Traditional methods for drug discovery and toxicity testing rely heavily on animal testing and cell culture models, which often fail to predict the effects of drugs and toxic compounds in humans. Animal models are expensive, time-consuming, and often do not accurately reflect the human physiology, while cell culture models lack the complexity and dynamics of the human body. As a result, drug development and clinical trials are typically prolonged, costly, and have a high failure rate. Organ-on-a-chip technology provides a more accurate and efficient method for drug discovery and toxicity testing, reducing the need for animal testing and accelerating the drug development process.
How Organ-on-a-Chip Technology Works
Organ-on-a-chip devices consist of small channels lined with human cells that are designed to mimic the microarchitecture and physiology of specific organs, such as the liver, lung, kidney, or heart. The devices are typically made using microfabrication techniques, such as soft lithography or 3D printing, and can be customized to replicate the specific features and functions of different organs.
The cells are cultured on the device in a controlled environment, allowing researchers to study the effects of drugs and toxic compounds on human cells and tissues. The devices can simulate the dynamic environment of the human body, including fluid flow, shear stress, and mechanical forces, which are critical factors in the development and function of organs.
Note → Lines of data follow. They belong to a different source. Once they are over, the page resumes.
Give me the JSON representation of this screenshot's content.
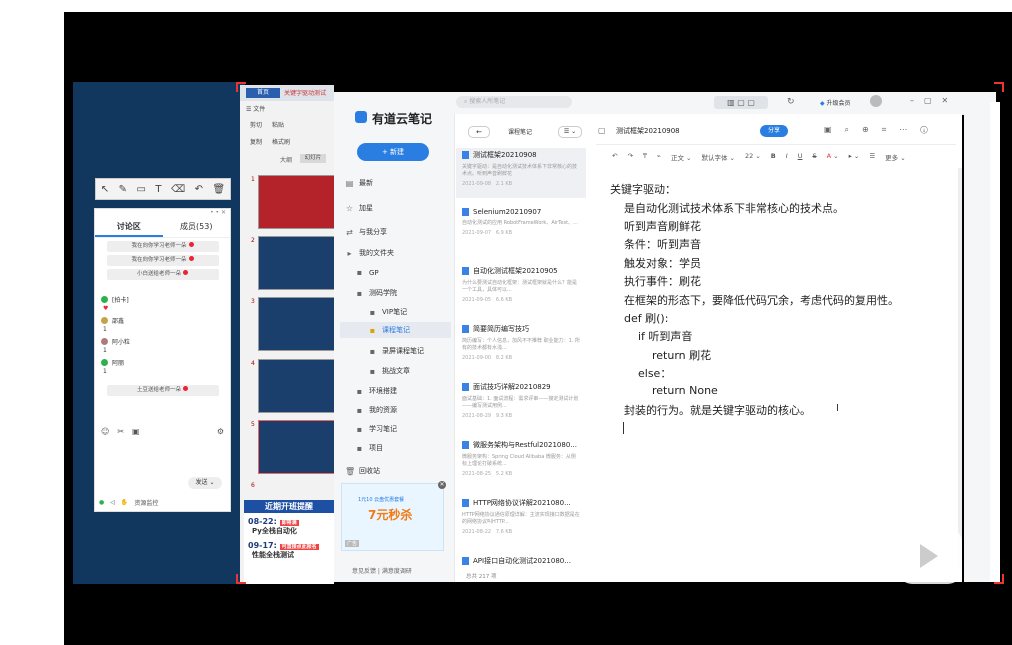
{
  "classroom": {
    "chat_tabs": [
      "讨论区",
      "成员(53)"
    ],
    "messages": [
      "我在向你学习老师一朵",
      "我在向你学习老师一朵",
      "小白送给老师一朵"
    ],
    "users": [
      {
        "name": "[拍卡]",
        "count": ""
      },
      {
        "name": "邵鑫",
        "count": "1"
      },
      {
        "name": "阿小粒",
        "count": "1"
      },
      {
        "name": "阿丽",
        "count": "1"
      }
    ],
    "last_message": "土豆送给老师一朵",
    "send_label": "发送",
    "status_label": "资源监控"
  },
  "ppt": {
    "tab_home": "首页",
    "tab_doc": "关键字驱动测试",
    "menu_file": "文件",
    "toolbar": [
      "剪切",
      "粘贴",
      "复制",
      "格式刷"
    ],
    "zoom_label": "大纲",
    "slide_label": "幻灯片",
    "slide_numbers": [
      "1",
      "2",
      "3",
      "4",
      "5",
      "6"
    ]
  },
  "ad_left": {
    "title": "近期开班提醒",
    "items": [
      {
        "date": "08-22:",
        "tag": "即将满",
        "course": "Py全栈自动化"
      },
      {
        "date": "09-17:",
        "tag": "可直接点此报名",
        "course": "性能全栈测试"
      }
    ]
  },
  "app": {
    "name": "有道云笔记",
    "search_placeholder": "搜索人所笔记",
    "upgrade": "升级会员",
    "new_button": "+ 新建",
    "nav": [
      "最新",
      "加星",
      "与我分享",
      "我的文件夹",
      "GP",
      "测码学院",
      "VIP笔记",
      "课程笔记",
      "录屏课程笔记",
      "挑战文章",
      "环境搭建",
      "我的资源",
      "学习笔记",
      "项目",
      "回收站"
    ],
    "feedback": "意见反馈",
    "survey": "满意度调研",
    "ad_text": "7元秒杀",
    "ad_sub": "1元10 云盘优惠套餐",
    "ad_tag": "广告"
  },
  "list": {
    "folder_title": "课程笔记",
    "total": "总共 217 项",
    "notes": [
      {
        "title": "测试框架20210908",
        "snippet": "关键字驱动：是自动化测试技术体系下非常核心的技术点。听到声音刷鲜花",
        "date": "2021-09-08",
        "size": "2.1 KB"
      },
      {
        "title": "Selenium20210907",
        "snippet": "自动化测试的应用 RobotFrameWork、AirTest、...",
        "date": "2021-09-07",
        "size": "6.9 KB"
      },
      {
        "title": "自动化测试框架20210905",
        "snippet": "为什么要测试自动化框架：测试框架就是什么？能是一个工具，具体可以...",
        "date": "2021-09-05",
        "size": "6.6 KB"
      },
      {
        "title": "简要简历编写技巧",
        "snippet": "简历编写：个人信息，加风不不推荐 职业能力：1. 所有的技术都有水浅...",
        "date": "2021-09-00",
        "size": "8.2 KB"
      },
      {
        "title": "面试技巧详解20210829",
        "snippet": "面试基础：1. 面试流程：需求评审——接定测试计划——编写测试用例...",
        "date": "2021-08-29",
        "size": "9.3 KB"
      },
      {
        "title": "微服务架构与Restful2021080...",
        "snippet": "微服务架构：Spring Cloud Alibaba 微服务：从侧标上理论打破系统...",
        "date": "2021-08-25",
        "size": "5.2 KB"
      },
      {
        "title": "HTTP网络协议详解2021080...",
        "snippet": "HTTP网络协议通信原理详解：主流实现接口数据是在的网络协议叫HTTP...",
        "date": "2021-08-22",
        "size": "7.6 KB"
      },
      {
        "title": "API接口自动化测试2021080...",
        "snippet": "",
        "date": "",
        "size": ""
      }
    ]
  },
  "editor": {
    "title": "测试框架20210908",
    "share": "分享",
    "format": [
      "正文",
      "默认字体",
      "22",
      "B",
      "I",
      "U",
      "S",
      "A",
      "更多"
    ],
    "lines": [
      "关键字驱动：",
      "是自动化测试技术体系下非常核心的技术点。",
      "听到声音刷鲜花",
      "条件：听到声音",
      "触发对象：学员",
      "执行事件：刷花",
      "在框架的形态下，要降低代码冗余，考虑代码的复用性。",
      "def 刷():",
      "if 听到声音",
      "return 刷花",
      "else：",
      "return None",
      "封装的行为。就是关键字驱动的核心。"
    ]
  },
  "colors": {
    "accent": "#2a7de1",
    "dark_bg": "#12375f",
    "frame": "#e33333"
  }
}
Applications of Organ-on-a-Chip Technology
Organ-on-a-chip technology has a wide range of applications in drug discovery and toxicity testing. For example, liver-on-a-chip devices have been used to study the metabolism and toxicity of drugs, as well as the effects of alcohol and other hepatotoxic compounds. Lung-on-a-chip devices have been used to study the effects of air pollution and other environmental toxins on lung cells and tissues. Kidney-on-a-chip devices have been used to test the efficacy and toxicity of drugs used to treat kidney diseases such as diabetes and hypertension.
Advantages of Organ-on-a-Chip Technology
Organ-on-a-chip technology has several advantages over traditional methods of drug discovery and toxicity testing. These include:
- More accurate prediction of drug efficacy and toxicity in humans, reducing the need for animal testing and accelerating drug development.
- Greater efficiency and reduced costs in drug discovery and clinical trials.
- Ability to test the effects of drugs and toxic compounds on human cells and tissues in a controlled environment.
- Customization of devices to replicate specific features and functions of different organs.
Challenges and Future Directions
Organ-on-a-chip technology still faces many challenges that need to be addressed. One of the main challenges is the scalability and reproducibility of the devices, as they require specialized manufacturing techniques and expertise. Additionally, the devices need to be validated against clinical data to ensure their accuracy and reliability in predicting drug efficacy and toxicity.
Despite these challenges, the future of organ-on-a-chip technology looks bright, and it is likely to play a significant role in advancing healthcare and drug development in the coming years. The technology has the potential to revolutionize drug discovery and toxicity.